Snow dumped on us Friday morning, preventing the girls and me from attending adoration (Donnie went in our stead). In the afternoon, the day brightened and our house was filled with winter light. It feels like with each year I become more sensitive to the lack of light in winter, so I'm grateful for that extra bit that comes bouncing off the snow. Here are some pictures from the girls' bedroom on Friday afternoon.
I've been wanting to do this little craft for a while: melt crayon bits in silicon molds and make happy, chunky, rainbow crayons. We made hearts and cars. It's satisfying to see those molten colors and to know that after the process is completed there will be fewer crayons to be picked up off the floor. Loulou played with them for hours after we finished them.

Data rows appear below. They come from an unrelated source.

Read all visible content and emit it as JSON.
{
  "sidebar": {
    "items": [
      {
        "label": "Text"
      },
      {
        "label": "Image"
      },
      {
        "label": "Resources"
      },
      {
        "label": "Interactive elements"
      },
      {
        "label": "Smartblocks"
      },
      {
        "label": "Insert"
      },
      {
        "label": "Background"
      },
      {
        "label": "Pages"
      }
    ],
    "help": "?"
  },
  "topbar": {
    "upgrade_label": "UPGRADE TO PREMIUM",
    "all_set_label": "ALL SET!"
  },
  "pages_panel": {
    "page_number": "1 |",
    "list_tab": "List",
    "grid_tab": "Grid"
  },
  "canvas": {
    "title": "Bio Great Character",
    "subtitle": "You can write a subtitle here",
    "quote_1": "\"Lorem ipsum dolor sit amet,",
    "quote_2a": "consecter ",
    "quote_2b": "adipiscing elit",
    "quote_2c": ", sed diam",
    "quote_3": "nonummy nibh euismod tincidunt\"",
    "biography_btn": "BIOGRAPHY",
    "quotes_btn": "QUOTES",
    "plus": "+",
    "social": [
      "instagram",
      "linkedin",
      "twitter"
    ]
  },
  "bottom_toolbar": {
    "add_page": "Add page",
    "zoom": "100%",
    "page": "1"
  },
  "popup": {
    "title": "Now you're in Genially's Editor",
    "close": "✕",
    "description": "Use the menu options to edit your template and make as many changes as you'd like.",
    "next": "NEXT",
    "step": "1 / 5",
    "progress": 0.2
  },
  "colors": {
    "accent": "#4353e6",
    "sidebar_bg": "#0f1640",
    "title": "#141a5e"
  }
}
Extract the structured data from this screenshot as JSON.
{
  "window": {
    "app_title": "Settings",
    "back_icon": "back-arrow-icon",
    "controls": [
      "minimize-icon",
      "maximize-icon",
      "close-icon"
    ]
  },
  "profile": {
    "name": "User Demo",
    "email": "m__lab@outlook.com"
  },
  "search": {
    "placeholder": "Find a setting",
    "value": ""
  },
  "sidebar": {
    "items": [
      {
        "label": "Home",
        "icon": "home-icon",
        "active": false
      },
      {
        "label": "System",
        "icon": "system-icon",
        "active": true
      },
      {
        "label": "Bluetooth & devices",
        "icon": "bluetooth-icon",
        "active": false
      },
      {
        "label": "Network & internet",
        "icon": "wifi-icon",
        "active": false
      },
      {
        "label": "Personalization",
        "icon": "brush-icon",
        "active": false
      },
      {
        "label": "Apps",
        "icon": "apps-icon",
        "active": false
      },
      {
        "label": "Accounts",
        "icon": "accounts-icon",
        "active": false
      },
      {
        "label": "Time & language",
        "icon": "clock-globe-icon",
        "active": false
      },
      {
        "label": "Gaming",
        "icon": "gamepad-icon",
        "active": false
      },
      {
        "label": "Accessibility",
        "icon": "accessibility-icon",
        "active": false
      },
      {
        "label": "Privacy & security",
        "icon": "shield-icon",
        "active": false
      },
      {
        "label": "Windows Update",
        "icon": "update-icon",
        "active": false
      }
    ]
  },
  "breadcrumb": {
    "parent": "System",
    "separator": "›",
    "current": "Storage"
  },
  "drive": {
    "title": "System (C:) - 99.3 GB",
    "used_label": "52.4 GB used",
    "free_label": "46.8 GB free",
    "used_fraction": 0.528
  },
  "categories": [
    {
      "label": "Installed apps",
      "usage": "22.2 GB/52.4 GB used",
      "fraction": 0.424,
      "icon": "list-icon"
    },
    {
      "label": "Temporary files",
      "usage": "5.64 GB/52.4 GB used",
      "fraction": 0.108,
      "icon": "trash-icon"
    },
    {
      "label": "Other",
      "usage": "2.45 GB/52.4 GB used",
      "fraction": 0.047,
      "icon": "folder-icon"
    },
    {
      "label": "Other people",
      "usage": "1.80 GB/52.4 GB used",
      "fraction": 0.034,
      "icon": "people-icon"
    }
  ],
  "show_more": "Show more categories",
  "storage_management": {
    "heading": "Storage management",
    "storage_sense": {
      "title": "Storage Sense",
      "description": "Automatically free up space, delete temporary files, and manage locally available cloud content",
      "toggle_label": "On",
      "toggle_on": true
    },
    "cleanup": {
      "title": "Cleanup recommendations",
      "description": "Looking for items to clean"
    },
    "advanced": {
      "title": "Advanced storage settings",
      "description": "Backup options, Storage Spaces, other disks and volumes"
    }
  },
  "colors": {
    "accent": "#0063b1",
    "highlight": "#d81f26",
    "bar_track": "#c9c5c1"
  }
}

|Loulou is eating raspberries, calling to mind the opening credits of Amelie. You can see our heart crayon in their mold on the counter.|
On Sunday (Jan 4), a friend held an Epiphany celebration. I called my friend shortly before the party: "Imelda, I've just flushed a pair of underpants down the toilet, my baby has a goopy eye, and it turns out that babaganoush doesn't taste nearly as good if you sub in balsamic vinegar for lemon juice." Imelda graciously said that we should still come, and we did, grapey-babaganoush and red-eyed baby in hand. We were forty-five minutes late.
The celebration was beautiful. Good company, beef strew, king cake, and Anglican rite chant--what more could you ask for? (Except, perhaps that second daughter not throw a grand mal tantrum on the way out. That would have been nice.)
Happily, the underpants seem to have gone through to the sewer without causing a problem. I now know more about the anatomy of a toilet.
(I should mention that Donnie was away in San Diego during this episode. We aren't generally so scattershot when he's around.)
Conjunctivitis! It seems to like visiting us when Donnie is traveling. Pippa had it, then Louisa. It meant bringing the whole crew to the doctor's office twice, as well as missing a museum outing and karate. Happily the drops were very effective this time.
Before getting the antibiotic drops, I tried the folk remedy using breast milk. There's something about the act of attempting to squeeze breastmilk into the eyes of a squirming, screeching baby that drives right to the heart of the human condition--n'est-ce pas? A life-giving substance, being used or perhaps misused. The mother, well-intentioned, but inept. The recipient violently protesting the administration of said substance. The grotesque and the sublime side by side. Someone unpack that for me, please.